%%

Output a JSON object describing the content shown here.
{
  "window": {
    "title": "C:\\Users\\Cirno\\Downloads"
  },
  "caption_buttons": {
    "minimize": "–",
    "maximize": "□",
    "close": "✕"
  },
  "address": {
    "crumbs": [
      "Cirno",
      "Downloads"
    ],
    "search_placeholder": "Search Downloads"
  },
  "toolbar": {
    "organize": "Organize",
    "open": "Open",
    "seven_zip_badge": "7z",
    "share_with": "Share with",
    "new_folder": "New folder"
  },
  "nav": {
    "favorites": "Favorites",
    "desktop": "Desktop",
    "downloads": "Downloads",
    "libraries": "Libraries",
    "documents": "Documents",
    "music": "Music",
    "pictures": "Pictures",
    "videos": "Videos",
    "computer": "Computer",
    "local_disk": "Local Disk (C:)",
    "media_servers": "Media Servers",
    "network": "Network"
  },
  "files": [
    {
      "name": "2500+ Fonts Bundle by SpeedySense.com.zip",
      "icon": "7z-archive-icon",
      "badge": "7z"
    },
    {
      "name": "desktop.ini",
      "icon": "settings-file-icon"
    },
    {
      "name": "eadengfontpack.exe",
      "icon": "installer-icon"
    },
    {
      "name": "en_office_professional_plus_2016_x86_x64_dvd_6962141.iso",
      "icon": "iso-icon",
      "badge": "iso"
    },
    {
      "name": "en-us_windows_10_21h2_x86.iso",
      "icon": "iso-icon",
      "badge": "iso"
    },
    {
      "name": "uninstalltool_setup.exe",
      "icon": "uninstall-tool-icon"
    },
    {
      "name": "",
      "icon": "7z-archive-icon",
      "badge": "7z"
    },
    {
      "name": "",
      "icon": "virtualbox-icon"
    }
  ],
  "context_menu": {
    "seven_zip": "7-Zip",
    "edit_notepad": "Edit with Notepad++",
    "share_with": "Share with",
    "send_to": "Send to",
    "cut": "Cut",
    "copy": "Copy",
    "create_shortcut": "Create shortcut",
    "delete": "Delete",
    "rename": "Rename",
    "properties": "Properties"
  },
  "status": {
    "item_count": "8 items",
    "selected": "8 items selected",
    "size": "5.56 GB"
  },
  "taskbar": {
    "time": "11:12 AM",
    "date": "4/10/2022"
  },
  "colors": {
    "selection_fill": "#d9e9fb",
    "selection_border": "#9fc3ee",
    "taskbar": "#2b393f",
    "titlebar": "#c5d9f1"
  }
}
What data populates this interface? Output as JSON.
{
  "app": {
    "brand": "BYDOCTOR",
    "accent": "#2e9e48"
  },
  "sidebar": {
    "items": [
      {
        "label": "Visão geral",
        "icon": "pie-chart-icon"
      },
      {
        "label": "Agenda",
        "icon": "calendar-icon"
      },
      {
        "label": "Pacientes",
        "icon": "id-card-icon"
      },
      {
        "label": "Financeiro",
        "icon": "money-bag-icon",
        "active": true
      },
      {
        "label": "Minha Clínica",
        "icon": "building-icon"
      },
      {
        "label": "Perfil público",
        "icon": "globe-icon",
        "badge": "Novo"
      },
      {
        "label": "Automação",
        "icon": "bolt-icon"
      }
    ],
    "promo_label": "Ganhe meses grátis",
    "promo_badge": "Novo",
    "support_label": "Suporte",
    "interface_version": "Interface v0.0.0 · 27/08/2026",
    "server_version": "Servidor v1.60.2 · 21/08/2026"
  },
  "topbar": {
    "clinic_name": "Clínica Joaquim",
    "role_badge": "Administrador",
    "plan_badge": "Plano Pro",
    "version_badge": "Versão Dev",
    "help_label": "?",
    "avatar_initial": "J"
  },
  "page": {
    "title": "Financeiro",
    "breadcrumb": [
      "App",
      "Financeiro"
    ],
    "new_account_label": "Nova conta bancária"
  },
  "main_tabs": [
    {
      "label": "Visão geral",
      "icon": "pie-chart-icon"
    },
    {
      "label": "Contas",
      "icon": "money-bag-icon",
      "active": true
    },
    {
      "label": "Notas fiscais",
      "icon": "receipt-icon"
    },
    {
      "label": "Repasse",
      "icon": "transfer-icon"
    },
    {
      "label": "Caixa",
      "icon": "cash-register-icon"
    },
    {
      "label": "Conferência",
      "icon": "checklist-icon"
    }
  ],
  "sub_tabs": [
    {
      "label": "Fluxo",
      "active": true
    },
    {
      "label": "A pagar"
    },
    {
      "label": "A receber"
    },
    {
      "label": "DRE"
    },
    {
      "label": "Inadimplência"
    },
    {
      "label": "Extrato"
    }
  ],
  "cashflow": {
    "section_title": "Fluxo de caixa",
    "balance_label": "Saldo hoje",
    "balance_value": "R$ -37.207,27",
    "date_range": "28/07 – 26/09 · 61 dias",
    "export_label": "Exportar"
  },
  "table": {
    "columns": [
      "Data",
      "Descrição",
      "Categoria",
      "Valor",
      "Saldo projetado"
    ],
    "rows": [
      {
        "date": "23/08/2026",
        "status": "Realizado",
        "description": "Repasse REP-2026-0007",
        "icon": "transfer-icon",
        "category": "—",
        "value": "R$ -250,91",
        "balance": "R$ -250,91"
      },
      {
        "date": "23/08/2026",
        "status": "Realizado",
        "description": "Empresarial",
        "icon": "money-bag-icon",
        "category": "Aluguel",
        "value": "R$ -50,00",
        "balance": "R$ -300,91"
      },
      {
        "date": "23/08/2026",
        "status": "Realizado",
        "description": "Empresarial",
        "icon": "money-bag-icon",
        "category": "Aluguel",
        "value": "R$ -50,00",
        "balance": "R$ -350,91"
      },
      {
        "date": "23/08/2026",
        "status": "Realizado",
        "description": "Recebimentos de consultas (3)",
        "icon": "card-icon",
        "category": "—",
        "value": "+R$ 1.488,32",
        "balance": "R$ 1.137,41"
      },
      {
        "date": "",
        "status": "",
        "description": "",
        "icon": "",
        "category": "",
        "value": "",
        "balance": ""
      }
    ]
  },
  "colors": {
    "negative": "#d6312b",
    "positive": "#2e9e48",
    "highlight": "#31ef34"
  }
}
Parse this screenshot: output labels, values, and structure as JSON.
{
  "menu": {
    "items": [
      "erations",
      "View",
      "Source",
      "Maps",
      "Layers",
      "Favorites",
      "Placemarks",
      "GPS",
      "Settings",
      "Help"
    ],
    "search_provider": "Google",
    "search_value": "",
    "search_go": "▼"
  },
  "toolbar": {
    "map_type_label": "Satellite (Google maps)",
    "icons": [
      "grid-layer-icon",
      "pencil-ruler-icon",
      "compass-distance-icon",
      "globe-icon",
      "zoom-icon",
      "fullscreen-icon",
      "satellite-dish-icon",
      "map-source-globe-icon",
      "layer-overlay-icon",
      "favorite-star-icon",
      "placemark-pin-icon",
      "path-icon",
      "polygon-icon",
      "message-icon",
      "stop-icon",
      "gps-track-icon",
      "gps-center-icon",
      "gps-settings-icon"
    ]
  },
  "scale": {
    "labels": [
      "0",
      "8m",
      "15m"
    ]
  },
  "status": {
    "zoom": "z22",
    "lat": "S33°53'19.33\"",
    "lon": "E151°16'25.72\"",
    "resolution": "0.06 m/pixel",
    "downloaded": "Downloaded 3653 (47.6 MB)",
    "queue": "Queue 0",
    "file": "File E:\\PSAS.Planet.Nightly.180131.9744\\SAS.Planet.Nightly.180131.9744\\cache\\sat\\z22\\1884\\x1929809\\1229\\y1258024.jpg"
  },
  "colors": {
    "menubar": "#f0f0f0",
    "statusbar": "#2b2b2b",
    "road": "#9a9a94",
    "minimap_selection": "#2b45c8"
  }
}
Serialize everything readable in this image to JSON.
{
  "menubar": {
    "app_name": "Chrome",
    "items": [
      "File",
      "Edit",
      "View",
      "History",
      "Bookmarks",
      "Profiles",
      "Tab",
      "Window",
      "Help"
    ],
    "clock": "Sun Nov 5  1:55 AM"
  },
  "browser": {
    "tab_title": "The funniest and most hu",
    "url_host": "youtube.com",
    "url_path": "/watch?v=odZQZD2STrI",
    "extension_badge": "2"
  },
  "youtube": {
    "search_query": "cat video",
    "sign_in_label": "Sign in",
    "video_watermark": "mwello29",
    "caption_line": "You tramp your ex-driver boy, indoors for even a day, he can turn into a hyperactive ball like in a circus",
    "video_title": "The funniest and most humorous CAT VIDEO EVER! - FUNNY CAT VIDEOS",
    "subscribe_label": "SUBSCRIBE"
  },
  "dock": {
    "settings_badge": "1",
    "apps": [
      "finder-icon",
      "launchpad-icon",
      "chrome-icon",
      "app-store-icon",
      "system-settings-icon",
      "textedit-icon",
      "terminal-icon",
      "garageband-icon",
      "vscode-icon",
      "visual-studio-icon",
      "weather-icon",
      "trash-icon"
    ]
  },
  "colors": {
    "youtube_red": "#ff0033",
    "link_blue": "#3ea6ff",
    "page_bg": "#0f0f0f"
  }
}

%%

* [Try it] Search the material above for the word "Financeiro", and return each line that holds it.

* [Exercise answer]
        "label": "Financeiro",
    "title": "Financeiro",
      "Financeiro"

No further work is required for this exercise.